__Prompt__
Pick out each line in these entries that contains the string "cartoon".

__Input data__
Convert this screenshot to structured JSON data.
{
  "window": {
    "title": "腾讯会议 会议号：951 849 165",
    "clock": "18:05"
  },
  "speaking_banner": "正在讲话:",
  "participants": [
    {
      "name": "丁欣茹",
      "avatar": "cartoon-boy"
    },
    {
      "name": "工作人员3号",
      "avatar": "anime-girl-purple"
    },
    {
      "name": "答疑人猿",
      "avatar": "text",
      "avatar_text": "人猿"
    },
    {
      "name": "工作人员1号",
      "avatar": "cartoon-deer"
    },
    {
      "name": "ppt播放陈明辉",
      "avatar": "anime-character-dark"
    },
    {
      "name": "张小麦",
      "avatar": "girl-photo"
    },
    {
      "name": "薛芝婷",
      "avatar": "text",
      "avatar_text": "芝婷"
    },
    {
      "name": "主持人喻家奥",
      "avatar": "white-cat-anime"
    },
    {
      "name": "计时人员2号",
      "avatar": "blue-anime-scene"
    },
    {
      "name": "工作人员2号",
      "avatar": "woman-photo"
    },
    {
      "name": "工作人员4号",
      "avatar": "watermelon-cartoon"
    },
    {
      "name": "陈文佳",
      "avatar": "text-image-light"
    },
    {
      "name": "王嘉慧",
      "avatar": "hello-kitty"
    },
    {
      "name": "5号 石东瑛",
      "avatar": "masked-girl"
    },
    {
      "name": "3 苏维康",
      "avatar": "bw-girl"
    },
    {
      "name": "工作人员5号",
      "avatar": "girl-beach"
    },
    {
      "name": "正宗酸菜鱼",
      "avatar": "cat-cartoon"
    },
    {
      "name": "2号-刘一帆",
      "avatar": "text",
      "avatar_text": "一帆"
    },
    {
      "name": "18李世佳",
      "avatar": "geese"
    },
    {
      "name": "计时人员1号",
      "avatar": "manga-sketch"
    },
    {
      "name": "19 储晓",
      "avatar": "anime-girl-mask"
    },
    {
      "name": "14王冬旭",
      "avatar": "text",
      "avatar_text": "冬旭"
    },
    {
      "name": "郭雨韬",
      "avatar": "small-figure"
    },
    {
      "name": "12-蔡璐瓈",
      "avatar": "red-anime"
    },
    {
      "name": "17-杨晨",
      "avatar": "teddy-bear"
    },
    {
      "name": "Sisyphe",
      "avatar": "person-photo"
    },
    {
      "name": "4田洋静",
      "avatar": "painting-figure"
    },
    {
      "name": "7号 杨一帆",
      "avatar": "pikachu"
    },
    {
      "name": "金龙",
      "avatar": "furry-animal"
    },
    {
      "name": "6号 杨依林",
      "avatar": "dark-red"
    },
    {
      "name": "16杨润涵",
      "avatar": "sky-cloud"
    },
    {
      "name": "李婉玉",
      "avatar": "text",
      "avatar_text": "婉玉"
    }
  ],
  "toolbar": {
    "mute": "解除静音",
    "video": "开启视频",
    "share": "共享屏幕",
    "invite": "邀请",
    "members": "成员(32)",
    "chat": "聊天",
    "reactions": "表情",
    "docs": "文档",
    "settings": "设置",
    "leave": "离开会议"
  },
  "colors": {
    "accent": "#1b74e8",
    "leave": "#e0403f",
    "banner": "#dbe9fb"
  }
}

__Exercise solution__
      "avatar": "cartoon-boy"
      "avatar": "cartoon-deer"
      "avatar": "watermelon-cartoon"
      "avatar": "cat-cartoon"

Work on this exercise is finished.